[JURIST] Children's TV icon Fred Rogers [profile] died Thursday here in Pittsburgh at the age of 74. More details on MisterRogers.org and in the Pittsburgh Post-Gazette. Many lawyers and law students recall Mr. Rogers from their youth, but only a few may remember the significant legal role he played nineteen years ago in persuading the US Supreme Court to protect new home videotaping technology from a copyright infringement lawsuit launched against Sony, its progenitor, by various film studios and production companies.
Delivering the Court majority Opinion [text] in Sony v. University City Studios 464 U.S. 417 (1984), Justice Stevens wrote: "Fred Rogers [is] president of the corporation that produces and owns the copyright on Mister Rogers' Neighborhood.
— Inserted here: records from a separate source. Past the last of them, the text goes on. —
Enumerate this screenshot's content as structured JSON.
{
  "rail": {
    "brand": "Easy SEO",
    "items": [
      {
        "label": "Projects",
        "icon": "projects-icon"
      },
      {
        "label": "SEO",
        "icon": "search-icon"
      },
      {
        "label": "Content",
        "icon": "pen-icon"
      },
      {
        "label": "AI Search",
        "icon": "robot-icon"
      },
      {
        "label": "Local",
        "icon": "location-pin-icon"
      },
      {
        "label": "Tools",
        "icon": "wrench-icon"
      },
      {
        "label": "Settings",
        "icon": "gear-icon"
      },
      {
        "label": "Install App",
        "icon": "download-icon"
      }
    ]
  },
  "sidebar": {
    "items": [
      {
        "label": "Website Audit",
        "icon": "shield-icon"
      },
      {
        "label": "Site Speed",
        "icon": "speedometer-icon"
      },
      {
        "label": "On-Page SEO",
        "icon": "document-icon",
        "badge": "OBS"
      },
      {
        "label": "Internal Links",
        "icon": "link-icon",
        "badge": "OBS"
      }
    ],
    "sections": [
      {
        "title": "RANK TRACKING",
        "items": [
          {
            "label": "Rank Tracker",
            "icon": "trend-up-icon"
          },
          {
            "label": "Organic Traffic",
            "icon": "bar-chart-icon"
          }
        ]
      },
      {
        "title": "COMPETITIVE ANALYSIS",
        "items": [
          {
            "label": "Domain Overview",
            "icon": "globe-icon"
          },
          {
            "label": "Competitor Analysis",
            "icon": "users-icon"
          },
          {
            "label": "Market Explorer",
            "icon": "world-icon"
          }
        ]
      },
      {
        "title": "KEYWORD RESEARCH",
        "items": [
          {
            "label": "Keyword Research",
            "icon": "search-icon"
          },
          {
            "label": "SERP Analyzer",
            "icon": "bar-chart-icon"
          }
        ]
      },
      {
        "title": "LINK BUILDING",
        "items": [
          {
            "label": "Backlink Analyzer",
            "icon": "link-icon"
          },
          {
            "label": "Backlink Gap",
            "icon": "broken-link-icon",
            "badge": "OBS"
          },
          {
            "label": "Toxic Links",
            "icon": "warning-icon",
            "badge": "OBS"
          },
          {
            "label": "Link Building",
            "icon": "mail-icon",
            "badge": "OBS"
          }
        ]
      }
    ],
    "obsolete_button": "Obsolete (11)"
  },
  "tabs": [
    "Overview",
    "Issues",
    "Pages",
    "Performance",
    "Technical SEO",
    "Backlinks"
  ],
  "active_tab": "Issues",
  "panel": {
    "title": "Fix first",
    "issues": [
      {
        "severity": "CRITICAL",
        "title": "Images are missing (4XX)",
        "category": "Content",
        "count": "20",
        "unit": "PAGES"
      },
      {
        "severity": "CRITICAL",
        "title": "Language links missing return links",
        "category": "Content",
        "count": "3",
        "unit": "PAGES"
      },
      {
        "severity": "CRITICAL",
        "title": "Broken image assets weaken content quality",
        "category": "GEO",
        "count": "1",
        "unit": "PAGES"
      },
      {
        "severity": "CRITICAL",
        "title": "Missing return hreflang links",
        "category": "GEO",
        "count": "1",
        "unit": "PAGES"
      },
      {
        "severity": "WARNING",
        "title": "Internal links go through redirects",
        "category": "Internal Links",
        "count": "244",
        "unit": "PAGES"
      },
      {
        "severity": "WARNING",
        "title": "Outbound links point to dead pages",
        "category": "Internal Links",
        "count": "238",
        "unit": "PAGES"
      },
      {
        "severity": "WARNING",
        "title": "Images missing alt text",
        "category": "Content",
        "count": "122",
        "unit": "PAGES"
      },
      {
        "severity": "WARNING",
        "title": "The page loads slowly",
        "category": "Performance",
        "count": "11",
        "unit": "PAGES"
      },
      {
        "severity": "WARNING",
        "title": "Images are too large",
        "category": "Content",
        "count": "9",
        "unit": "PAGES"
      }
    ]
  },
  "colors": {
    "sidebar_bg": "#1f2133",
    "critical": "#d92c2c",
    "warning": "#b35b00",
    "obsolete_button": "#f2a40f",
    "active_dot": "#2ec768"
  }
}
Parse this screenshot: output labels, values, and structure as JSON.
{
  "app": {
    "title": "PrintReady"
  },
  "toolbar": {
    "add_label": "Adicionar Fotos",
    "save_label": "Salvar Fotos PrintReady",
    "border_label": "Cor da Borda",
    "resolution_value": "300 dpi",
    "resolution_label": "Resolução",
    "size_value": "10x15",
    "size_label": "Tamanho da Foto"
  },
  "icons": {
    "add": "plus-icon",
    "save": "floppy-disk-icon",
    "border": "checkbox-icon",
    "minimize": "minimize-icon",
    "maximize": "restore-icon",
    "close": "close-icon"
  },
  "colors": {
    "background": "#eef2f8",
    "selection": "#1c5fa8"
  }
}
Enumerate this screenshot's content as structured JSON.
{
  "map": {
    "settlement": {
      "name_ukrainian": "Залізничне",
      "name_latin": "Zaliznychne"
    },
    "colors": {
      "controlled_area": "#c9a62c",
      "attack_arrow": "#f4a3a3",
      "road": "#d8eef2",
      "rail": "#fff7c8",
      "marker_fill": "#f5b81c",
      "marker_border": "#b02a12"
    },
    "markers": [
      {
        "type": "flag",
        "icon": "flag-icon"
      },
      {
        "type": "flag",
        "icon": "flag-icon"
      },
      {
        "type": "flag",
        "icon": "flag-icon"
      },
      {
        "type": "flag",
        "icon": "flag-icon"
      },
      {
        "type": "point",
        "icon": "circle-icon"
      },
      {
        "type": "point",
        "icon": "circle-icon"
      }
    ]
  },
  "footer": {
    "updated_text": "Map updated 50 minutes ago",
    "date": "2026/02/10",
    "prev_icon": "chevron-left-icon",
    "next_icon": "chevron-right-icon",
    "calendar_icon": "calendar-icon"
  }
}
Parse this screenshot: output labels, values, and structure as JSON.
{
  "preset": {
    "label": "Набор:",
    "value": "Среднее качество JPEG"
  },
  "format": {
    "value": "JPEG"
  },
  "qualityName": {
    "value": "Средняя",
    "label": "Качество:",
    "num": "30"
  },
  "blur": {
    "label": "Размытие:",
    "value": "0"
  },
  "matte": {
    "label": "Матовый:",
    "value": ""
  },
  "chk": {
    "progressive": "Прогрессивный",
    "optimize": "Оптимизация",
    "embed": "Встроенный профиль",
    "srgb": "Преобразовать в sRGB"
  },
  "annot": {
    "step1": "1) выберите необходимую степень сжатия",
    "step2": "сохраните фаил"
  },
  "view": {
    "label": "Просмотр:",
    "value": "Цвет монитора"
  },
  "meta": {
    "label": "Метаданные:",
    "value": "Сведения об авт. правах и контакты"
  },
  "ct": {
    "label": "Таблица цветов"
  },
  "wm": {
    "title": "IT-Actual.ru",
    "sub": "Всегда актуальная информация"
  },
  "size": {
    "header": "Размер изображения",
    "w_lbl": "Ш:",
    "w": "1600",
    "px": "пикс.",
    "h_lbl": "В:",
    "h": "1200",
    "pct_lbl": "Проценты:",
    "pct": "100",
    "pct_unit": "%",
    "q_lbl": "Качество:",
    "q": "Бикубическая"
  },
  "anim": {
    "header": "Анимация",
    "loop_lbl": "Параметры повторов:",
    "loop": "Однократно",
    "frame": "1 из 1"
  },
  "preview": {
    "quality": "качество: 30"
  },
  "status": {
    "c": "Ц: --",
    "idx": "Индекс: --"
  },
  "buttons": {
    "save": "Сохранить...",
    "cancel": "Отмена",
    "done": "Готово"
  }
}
The program is carried by more public television stations than any other program. Its audience numbers over 3,000,000 families a day. He testified [at trial] that he had absolutely no objection to home taping for noncommercial use and expressed the opinion that it is a real service to families to be able to record children's programs and to show them at appropriate times. If there are millions of owners of VTR's [video tape recorders] who make copies of televised sports events, religious broadcasts, and educational programs such as Mister Rogers' Neighborhood, and if the proprietors of those programs welcome the practice, the business of supplying the equipment that makes such copying feasible should not be stifled simply because the equipment is used by some individuals to make unauthorized reproductions of respondents' works."
We rest his case.